Guam – At the very first Charter Schools roundtable meeting today, stakeholders disagreed on the what the extent of the Guam Department of Education’s involvement should be with charter schools.
Present were representatives from Guam’s current charter schools–Guahan Academy Charter Schools and iLearn Academy, as well as a representative from SIFA, which is scheduled to open in August–Public auditor Doris Flores Brooks, Education Superintendent Jon Fernandez and members of the Guam Education Board and the Guam Academy Charter School Council.
During the discussion, both iLearn Chief Operating Officer Helen Nishihira and GACS consultant Marilyn Manibusan noted that their students have done well in their standardized testing scores.
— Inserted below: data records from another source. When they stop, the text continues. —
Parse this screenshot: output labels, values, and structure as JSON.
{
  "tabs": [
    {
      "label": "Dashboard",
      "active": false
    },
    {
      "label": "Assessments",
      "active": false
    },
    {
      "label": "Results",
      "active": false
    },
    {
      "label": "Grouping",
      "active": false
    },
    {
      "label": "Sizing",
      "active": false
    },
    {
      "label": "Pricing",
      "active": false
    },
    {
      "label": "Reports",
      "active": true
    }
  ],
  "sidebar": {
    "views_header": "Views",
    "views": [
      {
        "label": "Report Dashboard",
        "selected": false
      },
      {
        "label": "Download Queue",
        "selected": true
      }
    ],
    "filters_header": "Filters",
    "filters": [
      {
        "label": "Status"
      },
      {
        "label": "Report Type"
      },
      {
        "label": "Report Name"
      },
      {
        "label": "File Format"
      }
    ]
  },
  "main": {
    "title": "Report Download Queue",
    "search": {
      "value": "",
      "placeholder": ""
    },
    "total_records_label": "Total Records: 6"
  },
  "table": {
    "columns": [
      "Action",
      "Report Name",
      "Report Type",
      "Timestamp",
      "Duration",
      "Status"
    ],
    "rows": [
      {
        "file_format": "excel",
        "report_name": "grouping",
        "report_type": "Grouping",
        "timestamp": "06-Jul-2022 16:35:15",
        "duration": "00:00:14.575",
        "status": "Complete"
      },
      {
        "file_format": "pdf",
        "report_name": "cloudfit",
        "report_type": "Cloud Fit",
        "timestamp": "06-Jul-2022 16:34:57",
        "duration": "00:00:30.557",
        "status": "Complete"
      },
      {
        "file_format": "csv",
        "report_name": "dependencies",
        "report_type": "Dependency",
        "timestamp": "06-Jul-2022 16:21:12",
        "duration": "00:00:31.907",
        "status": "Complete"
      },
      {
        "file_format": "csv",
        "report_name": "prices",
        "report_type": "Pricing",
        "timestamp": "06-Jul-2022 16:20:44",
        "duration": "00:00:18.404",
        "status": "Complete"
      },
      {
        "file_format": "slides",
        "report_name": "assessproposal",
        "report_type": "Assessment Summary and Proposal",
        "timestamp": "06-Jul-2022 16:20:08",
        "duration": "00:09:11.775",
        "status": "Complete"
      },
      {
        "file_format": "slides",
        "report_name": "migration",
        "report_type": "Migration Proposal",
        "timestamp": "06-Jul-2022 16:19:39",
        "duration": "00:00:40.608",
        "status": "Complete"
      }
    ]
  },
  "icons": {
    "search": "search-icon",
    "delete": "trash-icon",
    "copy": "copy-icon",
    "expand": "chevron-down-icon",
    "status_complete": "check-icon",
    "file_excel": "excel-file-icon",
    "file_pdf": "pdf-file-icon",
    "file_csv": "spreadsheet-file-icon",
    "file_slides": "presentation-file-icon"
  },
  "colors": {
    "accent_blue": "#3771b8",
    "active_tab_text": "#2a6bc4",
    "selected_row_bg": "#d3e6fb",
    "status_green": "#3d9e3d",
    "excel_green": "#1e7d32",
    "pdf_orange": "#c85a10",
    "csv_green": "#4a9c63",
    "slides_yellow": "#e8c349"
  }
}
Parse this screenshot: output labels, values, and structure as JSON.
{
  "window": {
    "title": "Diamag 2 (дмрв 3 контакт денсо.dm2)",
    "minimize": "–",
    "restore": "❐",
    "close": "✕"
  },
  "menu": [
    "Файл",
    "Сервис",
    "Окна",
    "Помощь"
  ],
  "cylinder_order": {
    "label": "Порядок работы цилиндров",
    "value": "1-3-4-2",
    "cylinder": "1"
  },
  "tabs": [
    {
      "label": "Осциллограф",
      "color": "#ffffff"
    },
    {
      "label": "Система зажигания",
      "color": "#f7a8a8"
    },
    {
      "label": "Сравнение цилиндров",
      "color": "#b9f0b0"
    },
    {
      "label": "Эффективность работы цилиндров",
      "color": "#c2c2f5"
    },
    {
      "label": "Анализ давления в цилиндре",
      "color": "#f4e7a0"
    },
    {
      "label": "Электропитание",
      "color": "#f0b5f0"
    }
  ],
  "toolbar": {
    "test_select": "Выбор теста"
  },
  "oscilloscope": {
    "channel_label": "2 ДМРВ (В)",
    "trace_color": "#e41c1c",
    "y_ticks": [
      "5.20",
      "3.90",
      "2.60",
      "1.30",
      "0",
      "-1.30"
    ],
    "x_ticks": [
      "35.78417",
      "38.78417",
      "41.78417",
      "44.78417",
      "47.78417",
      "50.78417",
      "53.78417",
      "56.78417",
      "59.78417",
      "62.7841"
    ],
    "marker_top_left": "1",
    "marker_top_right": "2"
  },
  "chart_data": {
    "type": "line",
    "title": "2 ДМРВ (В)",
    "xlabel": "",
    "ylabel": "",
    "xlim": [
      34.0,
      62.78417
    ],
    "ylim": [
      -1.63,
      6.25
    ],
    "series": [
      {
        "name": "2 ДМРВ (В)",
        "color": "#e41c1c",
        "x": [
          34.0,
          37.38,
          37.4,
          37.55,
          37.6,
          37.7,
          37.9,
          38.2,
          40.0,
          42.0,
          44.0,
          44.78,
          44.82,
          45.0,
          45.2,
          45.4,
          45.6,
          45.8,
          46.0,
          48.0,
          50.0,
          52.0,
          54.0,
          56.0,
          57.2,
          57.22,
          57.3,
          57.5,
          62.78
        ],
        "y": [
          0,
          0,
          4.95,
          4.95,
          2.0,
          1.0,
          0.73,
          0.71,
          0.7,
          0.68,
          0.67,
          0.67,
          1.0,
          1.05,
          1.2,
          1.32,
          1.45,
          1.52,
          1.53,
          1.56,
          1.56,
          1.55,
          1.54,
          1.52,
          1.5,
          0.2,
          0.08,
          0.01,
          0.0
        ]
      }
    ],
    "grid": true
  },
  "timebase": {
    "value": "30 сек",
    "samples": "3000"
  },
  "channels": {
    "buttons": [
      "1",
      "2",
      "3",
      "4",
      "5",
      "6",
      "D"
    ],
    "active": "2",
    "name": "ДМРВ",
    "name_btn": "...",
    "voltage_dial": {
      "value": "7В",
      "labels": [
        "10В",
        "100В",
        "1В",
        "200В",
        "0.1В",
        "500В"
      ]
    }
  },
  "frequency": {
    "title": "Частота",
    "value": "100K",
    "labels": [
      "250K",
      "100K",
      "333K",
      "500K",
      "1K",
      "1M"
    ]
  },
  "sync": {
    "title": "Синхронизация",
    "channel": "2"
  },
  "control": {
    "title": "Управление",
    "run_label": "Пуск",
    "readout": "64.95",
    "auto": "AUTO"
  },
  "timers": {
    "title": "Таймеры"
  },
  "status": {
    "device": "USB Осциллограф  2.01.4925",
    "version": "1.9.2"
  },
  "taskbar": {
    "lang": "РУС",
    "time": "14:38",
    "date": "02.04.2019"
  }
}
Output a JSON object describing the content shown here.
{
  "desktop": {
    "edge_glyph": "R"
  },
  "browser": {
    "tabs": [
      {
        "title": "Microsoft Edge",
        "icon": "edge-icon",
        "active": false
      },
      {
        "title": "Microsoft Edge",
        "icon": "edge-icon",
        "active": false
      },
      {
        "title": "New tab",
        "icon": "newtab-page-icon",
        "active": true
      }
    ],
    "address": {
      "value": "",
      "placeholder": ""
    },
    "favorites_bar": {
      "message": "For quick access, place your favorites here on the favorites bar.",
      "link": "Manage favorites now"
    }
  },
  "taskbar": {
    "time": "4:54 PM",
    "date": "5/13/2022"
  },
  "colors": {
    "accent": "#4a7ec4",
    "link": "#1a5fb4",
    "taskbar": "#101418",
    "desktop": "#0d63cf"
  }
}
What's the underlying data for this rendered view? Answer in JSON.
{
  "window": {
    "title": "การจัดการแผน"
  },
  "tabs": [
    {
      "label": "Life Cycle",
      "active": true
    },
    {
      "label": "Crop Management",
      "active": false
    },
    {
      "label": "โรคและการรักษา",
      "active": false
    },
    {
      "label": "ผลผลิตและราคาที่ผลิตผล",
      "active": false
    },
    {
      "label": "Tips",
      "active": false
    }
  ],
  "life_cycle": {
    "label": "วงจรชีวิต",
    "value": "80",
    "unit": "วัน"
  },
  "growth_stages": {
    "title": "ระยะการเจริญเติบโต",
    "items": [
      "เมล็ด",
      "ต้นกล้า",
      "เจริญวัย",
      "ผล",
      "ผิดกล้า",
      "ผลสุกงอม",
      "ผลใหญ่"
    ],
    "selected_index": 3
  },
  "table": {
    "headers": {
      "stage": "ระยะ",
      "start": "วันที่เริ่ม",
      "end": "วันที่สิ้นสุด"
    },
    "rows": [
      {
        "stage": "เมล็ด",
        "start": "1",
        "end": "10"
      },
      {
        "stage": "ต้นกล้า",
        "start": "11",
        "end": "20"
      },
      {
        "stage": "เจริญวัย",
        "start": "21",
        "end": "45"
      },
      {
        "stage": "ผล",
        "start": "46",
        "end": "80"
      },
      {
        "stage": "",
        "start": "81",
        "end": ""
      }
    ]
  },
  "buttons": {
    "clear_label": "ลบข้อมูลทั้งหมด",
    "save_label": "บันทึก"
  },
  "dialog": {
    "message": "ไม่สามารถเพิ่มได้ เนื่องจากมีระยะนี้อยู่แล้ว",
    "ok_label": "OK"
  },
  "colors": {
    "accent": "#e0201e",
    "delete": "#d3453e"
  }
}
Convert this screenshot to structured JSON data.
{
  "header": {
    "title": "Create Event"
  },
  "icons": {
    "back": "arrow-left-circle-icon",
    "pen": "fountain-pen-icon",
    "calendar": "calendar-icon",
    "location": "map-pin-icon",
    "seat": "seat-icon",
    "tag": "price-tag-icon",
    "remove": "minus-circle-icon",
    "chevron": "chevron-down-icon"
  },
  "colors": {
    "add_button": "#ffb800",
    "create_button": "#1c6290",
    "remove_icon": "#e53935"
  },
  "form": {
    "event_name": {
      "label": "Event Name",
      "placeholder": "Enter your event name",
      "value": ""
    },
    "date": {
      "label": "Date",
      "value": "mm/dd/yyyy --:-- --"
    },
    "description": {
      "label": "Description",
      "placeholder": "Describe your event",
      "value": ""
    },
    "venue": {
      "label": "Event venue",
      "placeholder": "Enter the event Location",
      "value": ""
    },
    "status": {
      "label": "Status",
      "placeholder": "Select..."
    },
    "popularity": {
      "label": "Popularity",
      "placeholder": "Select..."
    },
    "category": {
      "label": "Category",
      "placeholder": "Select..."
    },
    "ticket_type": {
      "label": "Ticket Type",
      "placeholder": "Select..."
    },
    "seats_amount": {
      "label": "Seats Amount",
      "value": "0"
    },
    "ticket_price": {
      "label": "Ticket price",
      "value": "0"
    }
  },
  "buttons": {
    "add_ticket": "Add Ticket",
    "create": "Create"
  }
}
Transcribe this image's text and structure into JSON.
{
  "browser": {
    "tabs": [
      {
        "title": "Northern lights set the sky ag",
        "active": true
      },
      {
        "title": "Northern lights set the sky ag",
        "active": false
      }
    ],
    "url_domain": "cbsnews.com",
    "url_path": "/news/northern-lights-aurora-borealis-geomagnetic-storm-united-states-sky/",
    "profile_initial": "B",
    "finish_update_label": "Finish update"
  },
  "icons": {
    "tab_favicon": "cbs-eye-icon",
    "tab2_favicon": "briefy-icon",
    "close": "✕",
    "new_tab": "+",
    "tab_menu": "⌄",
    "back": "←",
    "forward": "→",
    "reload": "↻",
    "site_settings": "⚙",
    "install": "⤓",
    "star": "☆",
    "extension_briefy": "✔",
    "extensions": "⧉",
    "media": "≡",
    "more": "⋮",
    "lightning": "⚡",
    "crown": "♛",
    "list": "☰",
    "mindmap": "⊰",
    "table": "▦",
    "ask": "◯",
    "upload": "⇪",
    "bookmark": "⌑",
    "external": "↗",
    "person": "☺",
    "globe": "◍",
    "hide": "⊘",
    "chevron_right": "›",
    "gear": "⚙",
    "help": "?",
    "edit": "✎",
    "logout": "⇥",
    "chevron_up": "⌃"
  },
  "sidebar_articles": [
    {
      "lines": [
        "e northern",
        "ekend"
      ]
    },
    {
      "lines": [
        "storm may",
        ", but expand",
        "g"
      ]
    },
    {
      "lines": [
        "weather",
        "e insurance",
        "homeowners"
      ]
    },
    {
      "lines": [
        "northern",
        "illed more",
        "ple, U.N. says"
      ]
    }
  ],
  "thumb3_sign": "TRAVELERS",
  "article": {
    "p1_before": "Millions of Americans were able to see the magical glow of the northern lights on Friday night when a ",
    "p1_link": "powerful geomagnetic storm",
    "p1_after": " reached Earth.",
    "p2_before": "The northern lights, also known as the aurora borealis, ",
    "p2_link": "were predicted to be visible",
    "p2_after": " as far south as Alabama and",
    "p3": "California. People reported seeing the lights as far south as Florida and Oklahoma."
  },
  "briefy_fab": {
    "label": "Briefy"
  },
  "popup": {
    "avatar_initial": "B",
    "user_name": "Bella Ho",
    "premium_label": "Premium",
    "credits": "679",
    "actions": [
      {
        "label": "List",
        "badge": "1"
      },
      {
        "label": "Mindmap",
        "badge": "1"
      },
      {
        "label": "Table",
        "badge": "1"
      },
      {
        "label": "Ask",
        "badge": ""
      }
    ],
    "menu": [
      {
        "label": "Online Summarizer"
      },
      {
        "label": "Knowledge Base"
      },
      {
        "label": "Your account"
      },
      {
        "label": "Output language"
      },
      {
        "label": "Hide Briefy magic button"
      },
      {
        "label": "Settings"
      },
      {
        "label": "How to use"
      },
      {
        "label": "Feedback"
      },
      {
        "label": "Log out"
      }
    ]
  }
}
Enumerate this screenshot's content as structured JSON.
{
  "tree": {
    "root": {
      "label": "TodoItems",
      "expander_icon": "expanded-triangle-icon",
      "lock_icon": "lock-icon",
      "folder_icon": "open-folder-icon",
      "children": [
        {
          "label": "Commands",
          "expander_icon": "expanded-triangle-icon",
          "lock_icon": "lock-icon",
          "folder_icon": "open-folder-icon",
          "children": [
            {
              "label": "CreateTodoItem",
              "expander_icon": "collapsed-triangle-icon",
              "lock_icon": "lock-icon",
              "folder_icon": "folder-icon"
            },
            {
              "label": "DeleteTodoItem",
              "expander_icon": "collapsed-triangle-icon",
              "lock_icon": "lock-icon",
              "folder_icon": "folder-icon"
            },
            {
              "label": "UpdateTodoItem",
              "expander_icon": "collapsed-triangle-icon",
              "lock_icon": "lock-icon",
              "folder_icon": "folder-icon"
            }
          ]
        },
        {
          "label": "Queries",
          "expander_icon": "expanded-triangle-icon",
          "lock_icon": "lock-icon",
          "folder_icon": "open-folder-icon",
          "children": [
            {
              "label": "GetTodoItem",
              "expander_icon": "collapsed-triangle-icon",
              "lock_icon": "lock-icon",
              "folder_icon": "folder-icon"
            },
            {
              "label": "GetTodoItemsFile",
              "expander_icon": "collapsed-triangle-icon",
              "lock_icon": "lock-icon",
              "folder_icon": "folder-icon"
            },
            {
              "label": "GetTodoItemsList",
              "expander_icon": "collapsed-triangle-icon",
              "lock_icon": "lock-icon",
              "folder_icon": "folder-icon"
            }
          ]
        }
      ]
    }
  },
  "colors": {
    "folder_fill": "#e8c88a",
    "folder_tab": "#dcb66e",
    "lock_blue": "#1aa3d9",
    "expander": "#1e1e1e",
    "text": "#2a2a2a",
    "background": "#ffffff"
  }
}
Nishihira also talked about the challenges of getting $8.6 million cut from their budget in the middle of the school year but noted that, along with the rest of GovGuam, they’re trying to rise to the challenge.
Manibusan gave a similar message in terms of having to deal with a reduction in funds.
But it was in the discussion on the extent of GDOE’s involvement with the charter schools as well as whether charters need to follow GovGuam procurement procedures that opposing views were most glaring.
Manibusan questioned the presence of GDOE on the charter schools council, stating the law that created them intended charter schools to be separate from the department. She also added that one of the sections creating charters said they should exclusively handle their own accounts.
“We are all for accountability. I mean, we are. We’re not saying we shouldn’t be, we are trying. Like we said, we’re the first charter school and we’re trying our best. We don’t do things purposely and intently so we can defy the law,” said Manibusan.
This was a different point of view from GEB Chairman Mark Mendiola:
“I think it should be very clear to everybody around the table that if the Department of Education is going to be sharing its funds to help with the charter schools, that they, too, also go under the same scrutiny that we undergo,” noted Mendiola.
Guam Academy Charter Schools Council member Yuka Oguma agreed.
“I believe the procurement process is necessary because we’re using government funds and we should have some–we were just talking about having accountability. And that’s one of the biggest things. My main concern with how each charter school is using the funds that were given from the Department of Education,” said Oguma.
Public Auditor Brooks gave her input, saying, “when the legislature passed the law, they said charter schools must follow GovGuam procurement regulations, therefore when you take money from a government, there are strings attached to it.”
Meantime, in regards to having purview of charter schools, Fernandez said, “The Legislature passed laws that have funded the charter schools out of the GDOE budget and required GDOE to validate charter school expenditures. So it appears very intentional that the Legislature meant for GDOE to have a major role.”
Fernandez says, however, that both he and the board have asked for either full separation of GDOE from charters or to allow GDOE to have greater control over charters.
Senator Castro was only able to tackle one of the topics on his agenda due to time constraints. He’ll be scheduling another roundtable in April for the charter schools to discuss their governance.